Work required ▸
Count how many lines of the data below contain the string "excludable"; the reply should be that number alone.

= = = =

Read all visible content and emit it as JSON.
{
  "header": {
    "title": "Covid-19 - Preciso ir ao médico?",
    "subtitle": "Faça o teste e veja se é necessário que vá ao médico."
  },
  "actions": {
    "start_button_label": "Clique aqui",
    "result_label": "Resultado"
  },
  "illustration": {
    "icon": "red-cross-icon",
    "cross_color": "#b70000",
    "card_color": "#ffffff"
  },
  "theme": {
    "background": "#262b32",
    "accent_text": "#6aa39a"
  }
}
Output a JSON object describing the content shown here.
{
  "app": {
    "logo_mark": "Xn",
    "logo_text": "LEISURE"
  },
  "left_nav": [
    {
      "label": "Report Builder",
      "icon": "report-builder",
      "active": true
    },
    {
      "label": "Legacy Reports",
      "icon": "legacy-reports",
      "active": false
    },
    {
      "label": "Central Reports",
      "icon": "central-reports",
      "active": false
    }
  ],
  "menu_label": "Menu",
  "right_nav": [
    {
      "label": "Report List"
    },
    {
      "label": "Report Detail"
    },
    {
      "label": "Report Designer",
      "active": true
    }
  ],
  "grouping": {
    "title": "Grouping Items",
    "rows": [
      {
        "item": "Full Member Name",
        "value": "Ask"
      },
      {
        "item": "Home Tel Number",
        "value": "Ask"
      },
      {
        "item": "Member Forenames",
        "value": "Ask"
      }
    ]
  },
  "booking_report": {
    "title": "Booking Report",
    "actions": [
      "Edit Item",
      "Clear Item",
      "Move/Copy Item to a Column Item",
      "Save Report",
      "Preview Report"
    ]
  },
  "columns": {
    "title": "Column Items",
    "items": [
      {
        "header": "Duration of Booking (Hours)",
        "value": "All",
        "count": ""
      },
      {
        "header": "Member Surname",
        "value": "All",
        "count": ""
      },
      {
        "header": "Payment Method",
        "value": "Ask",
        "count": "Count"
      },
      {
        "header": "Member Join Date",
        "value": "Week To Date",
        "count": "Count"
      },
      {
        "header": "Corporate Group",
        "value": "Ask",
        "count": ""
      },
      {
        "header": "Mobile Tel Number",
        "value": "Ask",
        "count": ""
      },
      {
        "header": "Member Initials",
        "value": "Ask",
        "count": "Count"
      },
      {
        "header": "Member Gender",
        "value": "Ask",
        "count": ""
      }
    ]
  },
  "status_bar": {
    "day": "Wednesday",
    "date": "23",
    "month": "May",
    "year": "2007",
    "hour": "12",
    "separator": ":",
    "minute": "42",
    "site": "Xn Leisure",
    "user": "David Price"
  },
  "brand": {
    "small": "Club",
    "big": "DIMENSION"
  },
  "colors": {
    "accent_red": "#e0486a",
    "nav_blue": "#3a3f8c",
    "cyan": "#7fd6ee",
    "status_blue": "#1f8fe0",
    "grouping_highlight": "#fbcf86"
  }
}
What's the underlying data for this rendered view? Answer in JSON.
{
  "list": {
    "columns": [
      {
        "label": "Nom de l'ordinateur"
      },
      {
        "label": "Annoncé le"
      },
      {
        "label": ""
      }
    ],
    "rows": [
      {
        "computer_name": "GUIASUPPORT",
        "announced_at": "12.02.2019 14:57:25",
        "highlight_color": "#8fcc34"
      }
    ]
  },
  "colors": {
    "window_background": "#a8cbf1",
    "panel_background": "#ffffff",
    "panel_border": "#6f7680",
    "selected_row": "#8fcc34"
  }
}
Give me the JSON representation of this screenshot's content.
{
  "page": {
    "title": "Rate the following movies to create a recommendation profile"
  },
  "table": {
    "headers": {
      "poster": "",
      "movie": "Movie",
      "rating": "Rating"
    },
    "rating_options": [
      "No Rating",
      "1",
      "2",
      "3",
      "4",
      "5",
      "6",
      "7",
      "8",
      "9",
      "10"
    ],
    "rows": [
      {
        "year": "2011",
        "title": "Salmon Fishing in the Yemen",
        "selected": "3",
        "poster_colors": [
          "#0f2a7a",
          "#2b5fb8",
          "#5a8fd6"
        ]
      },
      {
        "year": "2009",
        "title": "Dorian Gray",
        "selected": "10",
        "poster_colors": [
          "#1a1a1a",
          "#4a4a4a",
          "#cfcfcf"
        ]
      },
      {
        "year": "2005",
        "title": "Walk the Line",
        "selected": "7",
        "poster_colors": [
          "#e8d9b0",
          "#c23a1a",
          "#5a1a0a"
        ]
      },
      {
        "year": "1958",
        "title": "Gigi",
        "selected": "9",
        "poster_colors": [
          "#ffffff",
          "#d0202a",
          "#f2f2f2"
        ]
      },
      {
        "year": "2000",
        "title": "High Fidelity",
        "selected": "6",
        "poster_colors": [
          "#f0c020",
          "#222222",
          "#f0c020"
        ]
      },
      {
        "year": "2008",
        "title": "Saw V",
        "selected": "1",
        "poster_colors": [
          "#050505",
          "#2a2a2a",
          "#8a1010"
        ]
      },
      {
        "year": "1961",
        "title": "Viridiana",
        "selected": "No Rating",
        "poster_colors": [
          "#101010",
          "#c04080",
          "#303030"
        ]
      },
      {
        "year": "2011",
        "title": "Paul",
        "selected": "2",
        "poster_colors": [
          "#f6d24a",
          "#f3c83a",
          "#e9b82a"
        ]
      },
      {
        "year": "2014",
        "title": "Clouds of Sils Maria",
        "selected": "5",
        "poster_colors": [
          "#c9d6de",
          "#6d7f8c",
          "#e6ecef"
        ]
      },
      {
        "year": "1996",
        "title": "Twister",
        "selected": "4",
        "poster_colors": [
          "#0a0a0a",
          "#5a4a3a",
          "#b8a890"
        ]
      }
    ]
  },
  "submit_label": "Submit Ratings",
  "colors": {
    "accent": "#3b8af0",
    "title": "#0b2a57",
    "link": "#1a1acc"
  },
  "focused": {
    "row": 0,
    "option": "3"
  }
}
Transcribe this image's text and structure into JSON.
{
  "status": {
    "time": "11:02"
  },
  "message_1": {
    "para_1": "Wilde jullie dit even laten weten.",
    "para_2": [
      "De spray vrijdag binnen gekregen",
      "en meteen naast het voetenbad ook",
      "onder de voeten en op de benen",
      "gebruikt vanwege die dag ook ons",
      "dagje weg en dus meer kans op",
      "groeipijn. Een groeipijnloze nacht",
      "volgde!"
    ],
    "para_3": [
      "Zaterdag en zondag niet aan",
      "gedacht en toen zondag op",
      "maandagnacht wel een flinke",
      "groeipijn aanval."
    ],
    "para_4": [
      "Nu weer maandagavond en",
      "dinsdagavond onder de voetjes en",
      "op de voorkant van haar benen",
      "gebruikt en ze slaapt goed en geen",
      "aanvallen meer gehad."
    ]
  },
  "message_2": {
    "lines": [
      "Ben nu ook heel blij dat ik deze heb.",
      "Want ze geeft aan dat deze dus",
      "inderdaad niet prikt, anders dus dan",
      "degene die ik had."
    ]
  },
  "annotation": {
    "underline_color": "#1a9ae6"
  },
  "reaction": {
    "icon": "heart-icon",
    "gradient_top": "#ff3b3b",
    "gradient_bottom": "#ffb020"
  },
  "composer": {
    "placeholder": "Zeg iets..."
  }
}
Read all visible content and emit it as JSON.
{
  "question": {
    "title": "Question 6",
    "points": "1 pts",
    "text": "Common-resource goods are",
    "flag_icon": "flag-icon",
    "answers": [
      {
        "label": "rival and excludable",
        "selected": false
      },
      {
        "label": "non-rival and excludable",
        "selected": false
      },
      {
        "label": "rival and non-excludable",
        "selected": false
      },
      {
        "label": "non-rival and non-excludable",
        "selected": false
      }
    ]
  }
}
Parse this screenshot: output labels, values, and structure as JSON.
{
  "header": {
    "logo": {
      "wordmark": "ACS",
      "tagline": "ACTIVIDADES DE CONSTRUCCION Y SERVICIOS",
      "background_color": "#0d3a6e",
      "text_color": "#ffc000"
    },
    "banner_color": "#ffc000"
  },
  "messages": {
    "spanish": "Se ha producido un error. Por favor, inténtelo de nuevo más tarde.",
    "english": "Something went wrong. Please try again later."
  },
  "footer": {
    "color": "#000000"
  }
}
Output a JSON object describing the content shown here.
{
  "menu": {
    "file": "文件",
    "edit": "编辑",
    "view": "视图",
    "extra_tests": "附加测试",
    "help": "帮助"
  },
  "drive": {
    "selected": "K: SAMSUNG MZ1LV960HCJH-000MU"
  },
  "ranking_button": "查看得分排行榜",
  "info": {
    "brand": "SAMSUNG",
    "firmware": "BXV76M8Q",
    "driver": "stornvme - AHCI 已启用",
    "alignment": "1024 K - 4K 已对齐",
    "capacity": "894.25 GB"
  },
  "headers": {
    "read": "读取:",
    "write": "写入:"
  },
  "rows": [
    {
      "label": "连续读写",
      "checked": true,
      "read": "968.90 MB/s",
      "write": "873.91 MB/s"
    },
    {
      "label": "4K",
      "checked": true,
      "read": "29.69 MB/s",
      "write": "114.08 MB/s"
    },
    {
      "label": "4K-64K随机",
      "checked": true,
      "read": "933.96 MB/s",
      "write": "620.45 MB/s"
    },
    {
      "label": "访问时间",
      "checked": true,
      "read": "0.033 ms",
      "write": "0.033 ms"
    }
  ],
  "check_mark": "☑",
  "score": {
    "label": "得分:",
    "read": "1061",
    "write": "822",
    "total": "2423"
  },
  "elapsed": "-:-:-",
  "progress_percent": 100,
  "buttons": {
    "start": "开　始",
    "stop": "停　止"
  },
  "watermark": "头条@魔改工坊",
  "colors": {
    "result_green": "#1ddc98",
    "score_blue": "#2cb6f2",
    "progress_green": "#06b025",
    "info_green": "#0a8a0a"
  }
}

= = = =

Response box ▸
4